Downtown Jersey City has become a hub for international cuisine, but somehow we’ve never had a good Spanish/tapas restaurant. So when I heard that Raval was bringing a little bit of Barcelona to downtown I was instantly sold. The good news is that Raval is a good addition to the neighborhood. The bad news is, it’s still got a lot of quirks to work through.
Raval opened its doors this past May and is still a relative newcomer to the downtown scene. The restaurant is bigger than its exterior leads you to believe with a small section of tables upfront, a tiny corridor, and a larger bar and dining area in the back. (There’s also a downstairs lounge where they have live flamenco). The front of the restaurant gives you a little more dining space and I love the Antoni Gaudí/Park Güell-inspired tiling of the seats, but it does tend to feel a little removed from the rest of the restaurant. Still, I’d recommend it for a group or those who prefer a quieter dining experience, since tables in the back are somewhat close to each other.
The first time I visited, I sat in the main dining area and was attended by an excellent waitress who explained the menu and was generally very friendly and helpful. She was so attentive, that she noticed when we were mistakenly given the bacalao croquetas instead of the mushroom croquetas. (We were instantly comped and she immediately brought us the correct order). The second time I went, service was disappointing. I had to flag down my waiter each time I needed something and not once did he check in on us, explain the menu, or even crack a smile for that matter. When I was given the wrong drink, he took care of it, but not a single apology. In the grand scheme of things it’s not a deal breaker, but competition around Newark Avenue is high and mediocre customer service doesn’t help any establishment.
Fortunately, the food somewhat made up for the lackluster service on my last visit. Under the tapas menu ($4 to $26) you have Barcelona classics like pan con tomate ($4, toasty bread brushed with garlic, olive oil, and crushed tomato), patatas bravas ($7, crispy potatoes with garlic aioli and a spicy tomato-based sauce), and tortilla española ($9, a Spanish omelette with onions, garlic, and chorizo; also served with two slices of pan con tomate). With the exception of the pan con tomate, which I felt tasted like regular toasted bread, all of the tapas I ordered were good. The patatas bravas could have been a bit more crisp, but they tasted better on my second visit. I’d say skip the pan con tomate and get the tortialla española (which comes with 2 slices of pan de tomate anyway).
Moving onto the media raciones portion of the menu ($9 to $16), I had the mushroom croquetas ($10) and the bacalao croquetas ($12). Both were golden, warm, and lightly fried — the perfect pre-dinner appetizer and my favorite on the menu. No Spanish restaurant would be complete without a paella, however I found that Raval’s paella de mariscos ($30 for 2 people) was a little incomplete for the price. The mussels and clams were miniscule (almost dime-sized) and they opt for two shrimp instead of lobster.
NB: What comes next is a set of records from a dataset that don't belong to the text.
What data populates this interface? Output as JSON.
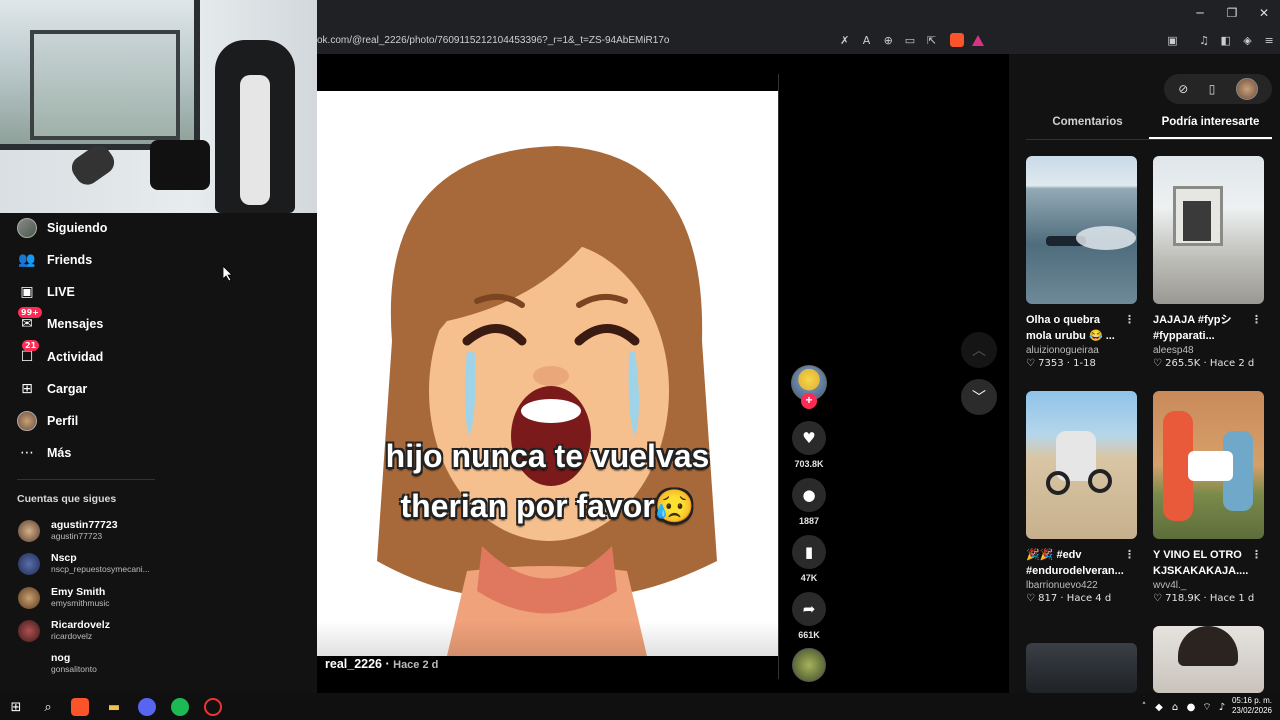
{
  "browser": {
    "url": "ok.com/@real_2226/photo/7609115212104453396?_r=1&_t=ZS-94AbEMiR17o",
    "window_controls": {
      "minimize": "─",
      "restore": "❐",
      "close": "✕"
    },
    "toolbar_icons": [
      "translate-off-icon",
      "translate-icon",
      "zoom-icon",
      "cast-icon",
      "share-icon",
      "brave-shield-icon",
      "brave-rewards-icon"
    ],
    "right_icons": [
      "sidebar-panel-icon",
      "media-icon",
      "sidebar-icon",
      "wallet-icon",
      "menu-icon"
    ]
  },
  "nav": {
    "items": [
      {
        "label": "Siguiendo",
        "icon": "avatar-icon"
      },
      {
        "label": "Friends",
        "icon": "friends-icon"
      },
      {
        "label": "LIVE",
        "icon": "live-icon"
      },
      {
        "label": "Mensajes",
        "icon": "messages-icon",
        "badge": "99+"
      },
      {
        "label": "Actividad",
        "icon": "activity-icon",
        "badge": "21"
      },
      {
        "label": "Cargar",
        "icon": "upload-icon"
      },
      {
        "label": "Perfil",
        "icon": "profile-icon"
      },
      {
        "label": "Más",
        "icon": "more-icon"
      }
    ],
    "following_header": "Cuentas que sigues",
    "accounts": [
      {
        "name": "agustin77723",
        "handle": "agustin77723"
      },
      {
        "name": "Nscp",
        "handle": "nscp_repuestosymecani..."
      },
      {
        "name": "Emy Smith",
        "handle": "emysmithmusic"
      },
      {
        "name": "Ricardovelz",
        "handle": "ricardovelz"
      },
      {
        "name": "nog",
        "handle": "gonsalitonto"
      }
    ]
  },
  "post": {
    "caption_line1": "hijo nunca te vuelvas",
    "caption_line2": "therian por favor😥",
    "author": "real_2226",
    "time": "Hace 2 d",
    "likes": "703.8K",
    "comments": "1887",
    "saves": "47K",
    "shares": "661K"
  },
  "right_panel": {
    "tabs": [
      "Comentarios",
      "Podría interesarte"
    ],
    "active_tab": 1,
    "cards": [
      {
        "title": "Olha o quebra mola urubu 😂 ...",
        "user": "aluizionogueiraa",
        "likes": "7353",
        "time": "1-18"
      },
      {
        "title": "JAJAJA #fypシ #fypparati...",
        "user": "aleesp48",
        "likes": "265.5K",
        "time": "Hace 2 d"
      },
      {
        "title": "🎉🎉 #edv #endurodelveran...",
        "user": "lbarrionuevo422",
        "likes": "817",
        "time": "Hace 4 d"
      },
      {
        "title": "Y VINO EL OTRO KJSKAKAKAJA....",
        "user": "wvv4l._",
        "likes": "718.9K",
        "time": "Hace 1 d"
      }
    ]
  },
  "taskbar": {
    "time": "05:16 p. m.",
    "date": "23/02/2026"
  }
}
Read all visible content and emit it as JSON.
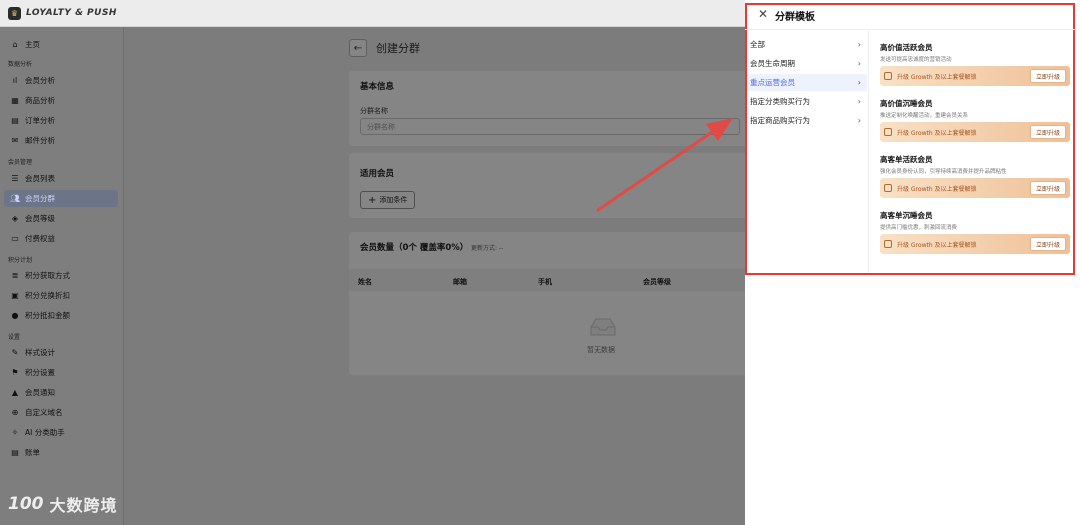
{
  "app": {
    "brand": "LOYALTY & PUSH"
  },
  "sidebar": {
    "home": "主页",
    "sections": [
      "数据分析",
      "会员管理",
      "积分计划",
      "设置"
    ],
    "items": [
      {
        "label": "会员分析",
        "icon": "chart-bar-icon"
      },
      {
        "label": "商品分析",
        "icon": "box-icon"
      },
      {
        "label": "订单分析",
        "icon": "document-icon"
      },
      {
        "label": "邮件分析",
        "icon": "mail-icon"
      },
      {
        "label": "会员列表",
        "icon": "list-icon"
      },
      {
        "label": "会员分群",
        "icon": "users-icon",
        "active": true
      },
      {
        "label": "会员等级",
        "icon": "diamond-icon"
      },
      {
        "label": "付费权益",
        "icon": "card-icon"
      },
      {
        "label": "积分获取方式",
        "icon": "stack-icon"
      },
      {
        "label": "积分兑换折扣",
        "icon": "coupon-icon"
      },
      {
        "label": "积分抵扣金额",
        "icon": "coin-icon"
      },
      {
        "label": "样式设计",
        "icon": "brush-icon"
      },
      {
        "label": "积分设置",
        "icon": "flag-icon"
      },
      {
        "label": "会员通知",
        "icon": "bell-icon"
      },
      {
        "label": "自定义域名",
        "icon": "globe-icon"
      },
      {
        "label": "AI 分类助手",
        "icon": "ai-icon"
      },
      {
        "label": "账单",
        "icon": "receipt-icon"
      }
    ]
  },
  "main": {
    "title": "创建分群",
    "basic_info": {
      "title": "基本信息",
      "name_label": "分群名称",
      "name_placeholder": "分群名称"
    },
    "members": {
      "title": "适用会员",
      "add_condition": "添加条件"
    },
    "count": {
      "title": "会员数量（0个 覆盖率0%）",
      "update_method": "更新方式: --",
      "columns": [
        "姓名",
        "邮箱",
        "手机",
        "会员等级"
      ],
      "empty": "暂无数据"
    }
  },
  "drawer": {
    "title": "分群模板",
    "categories": [
      {
        "label": "全部",
        "active": false
      },
      {
        "label": "会员生命周期",
        "active": false
      },
      {
        "label": "重点运营会员",
        "active": true
      },
      {
        "label": "指定分类购买行为",
        "active": false
      },
      {
        "label": "指定商品购买行为",
        "active": false
      }
    ],
    "templates": [
      {
        "title": "高价值活跃会员",
        "desc": "发送可提高忠诚度的营销活动",
        "upgrade": "升级 Growth 及以上套餐解锁",
        "button": "立即升级"
      },
      {
        "title": "高价值沉睡会员",
        "desc": "推送定制化唤醒活动，重建会员关系",
        "upgrade": "升级 Growth 及以上套餐解锁",
        "button": "立即升级"
      },
      {
        "title": "高客单活跃会员",
        "desc": "强化会员身份认同，引导持续高消费并提升品牌粘性",
        "upgrade": "升级 Growth 及以上套餐解锁",
        "button": "立即升级"
      },
      {
        "title": "高客单沉睡会员",
        "desc": "提供高门槛优惠，刺激回流消费",
        "upgrade": "升级 Growth 及以上套餐解锁",
        "button": "立即升级"
      }
    ]
  },
  "watermark": {
    "logo": "100",
    "text": "大数跨境"
  },
  "colors": {
    "accent": "#4f6bd8",
    "highlight": "#e53935",
    "upgrade_gradient_start": "#f8e1c6",
    "upgrade_gradient_end": "#efc097"
  }
}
Granted, they were very meaty and delicious shrimp, but for $30 (pricier than most paella I’ve had in New York City) I expected more seafood. Throw in some big meaty mussels and more soft, delicate clams and you have a winner. The taste is there, but the shellfish wasn’t. Show me something like this (my favorite paella in Barcelona) and then you can charge me $30.
As far as desserts are concerned, Crema Catalana can be found in pretty much every restaurant in Barcelona. Everyone prepares it differently, but in the end they all have a similar creme brulee type of texture and taste. Raval’s is somewhat different ($8), with a creamy upper layer made up of whipped cream and orange compote. I personally like it, but I’d love to see a classic Crema Catalana as well. For dessert, I’d recommend the house-made churros ($9), which have just the right amount of doughy, cinnamon, sugar goodness in each bite. Plating could be a little nicer though.
Raval is a great addition to the neighborhood. I’d choose it over New York City’s Boqueria in a heart beat. However, they need to work on their consistency. Also, if you want a paella that can feed many (and won’t leave a hole in your wallet), there are other options in Jersey City, albeit not as modern.
Raval Jersey City | 136 Newark Avenue (between Grove and Erie) | www.ravaljc.com